78 The community name does not appear in Mae Urbanek, Wyoming Place Names (Boulder: Johnson Publishing, 1967). Quite likely, the name was given to the “post office” located at Mrs. Cleophas’ ranch home.
79 Letterpress Book 4, p. 461.
80 “A Charming Lady Office Holder,” in Box 3, Scrapbook, “Personal, Political, Misc., 1894-1896.”
81 Letterpress Book 5, p. 31.
82 Letterpress Book 5, p. 31.
83 Letterpress Book, unnumbered, 286. Reel often made disparaging remarks about her own speaking ability. For instance, she responded to a request to speak at the teacher’s institute in Sheridan County: “As you know, I am not a fluent speaker and would not think of charging for the lecture.” Letterpress Book 6, p. 231.
84 Letterpress Book 4, p. 488.
85 Letterpress Book 4, p. 490.
86 Scrapbook, “N.E.A. 1896-1897,” 4.
87 “The Protest of Superintendent Reel,” in Box 3, Scrapbook, “Political E. Reel,” 98.
88 “The Protest of Superintendent Reel,” in Box 3, Scrapbook, “Political E. Reel,” 98.
89 “A Wider Mission,” Box 3, Scrapbook, “Personal, Political, Misc., 1890-1896,” 47.
90 Letterpress Book 5, p. 325.
91 Letterpress Book 7, p. 394.
92 Scrapbook, “Campaign, 1896-97,” 50, 175.
93 “U. S. Department of the Interior, Office of Supt. of Indian Schools endorsements,” folder in Box 1, Estelle Reel Meyer Collection.
This article first appeared in Annals of Wyoming: The Wyoming History Journal 75 (Winter 2003). The author, a native of Missouri, holds the M.A. degree in history from the University of Wyoming, where she specialized in the history of Wyoming and the American West. She holds a bachelor’s degree in history from Northwest Missouri State University.
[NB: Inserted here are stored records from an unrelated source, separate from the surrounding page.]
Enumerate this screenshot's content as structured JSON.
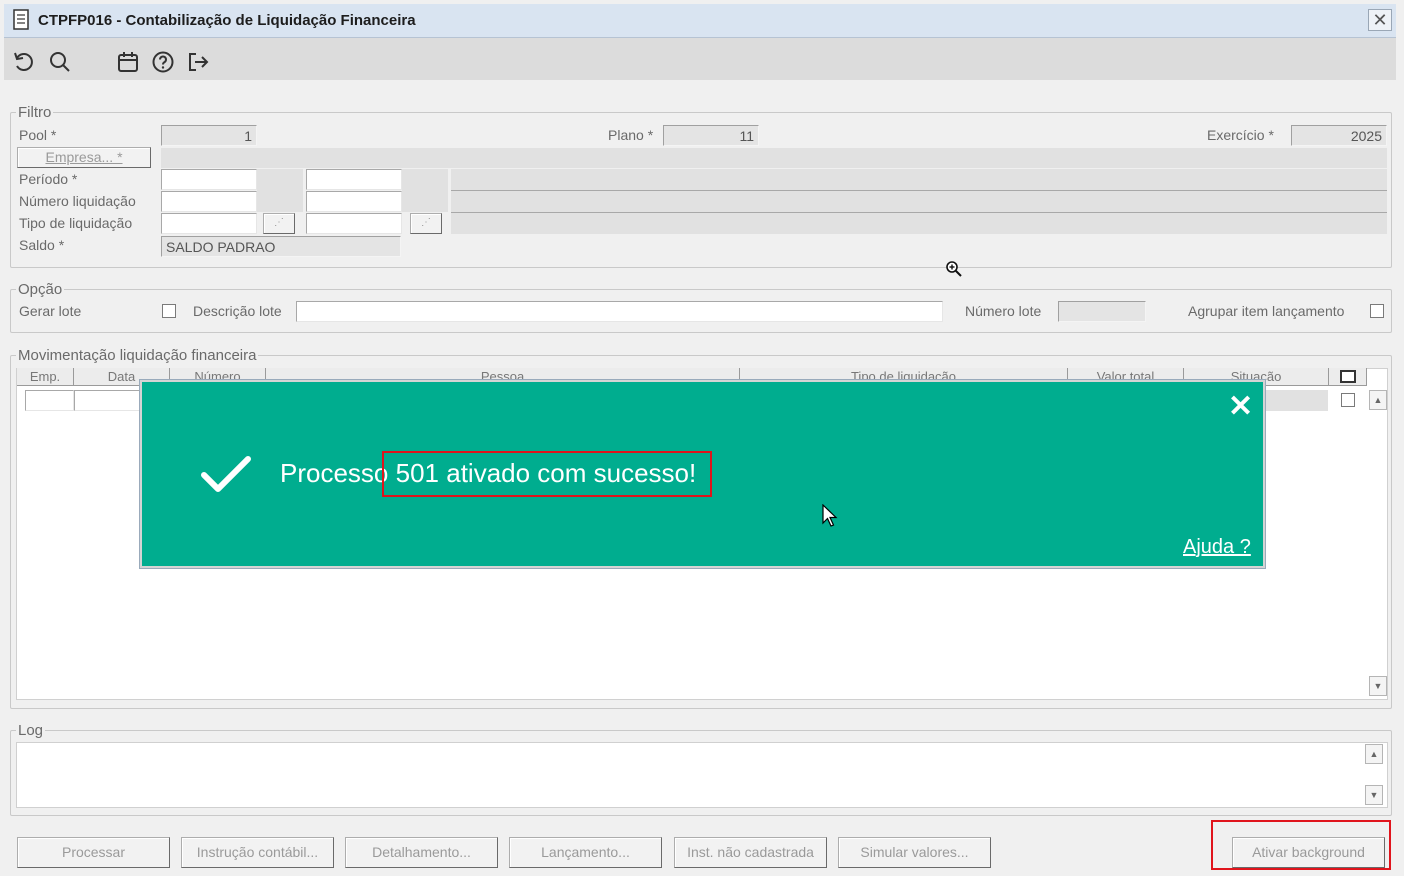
{
  "window": {
    "title": "CTPFP016 - Contabilização de Liquidação Financeira",
    "close_glyph": "✕"
  },
  "toolbar": {
    "icons": [
      "undo-icon",
      "search-icon",
      "calendar-icon",
      "help-icon",
      "exit-icon"
    ]
  },
  "filtro": {
    "label": "Filtro",
    "pool_label": "Pool *",
    "pool_value": "1",
    "plano_label": "Plano *",
    "plano_value": "11",
    "exercicio_label": "Exercício *",
    "exercicio_value": "2025",
    "empresa_button": "Empresa... *",
    "periodo_label": "Período *",
    "numero_liq_label": "Número liquidação",
    "tipo_liq_label": "Tipo de liquidação",
    "saldo_label": "Saldo *",
    "saldo_value": "SALDO PADRAO"
  },
  "opcao": {
    "label": "Opção",
    "gerar_lote_label": "Gerar lote",
    "descricao_lote_label": "Descrição lote",
    "numero_lote_label": "Número lote",
    "agrupar_label": "Agrupar item lançamento"
  },
  "movimentacao": {
    "label": "Movimentação liquidação financeira",
    "columns": [
      "Emp.",
      "Data",
      "Número",
      "Pessoa",
      "Tipo de liquidação",
      "Valor total",
      "Situação"
    ]
  },
  "log": {
    "label": "Log"
  },
  "buttons": {
    "processar": "Processar",
    "instrucao": "Instrução contábil...",
    "detalhamento": "Detalhamento...",
    "lancamento": "Lançamento...",
    "inst_nao_cad": "Inst. não cadastrada",
    "simular": "Simular valores...",
    "ativar": "Ativar background"
  },
  "modal": {
    "message_prefix": "Processo",
    "message_highlight": "501 ativado com sucesso!",
    "close_glyph": "✕",
    "help_link": "Ajuda ?",
    "background_color": "#00ad8f"
  }
}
This article is extracted from the first portion of a monograph-length biography of Reel, now in progress.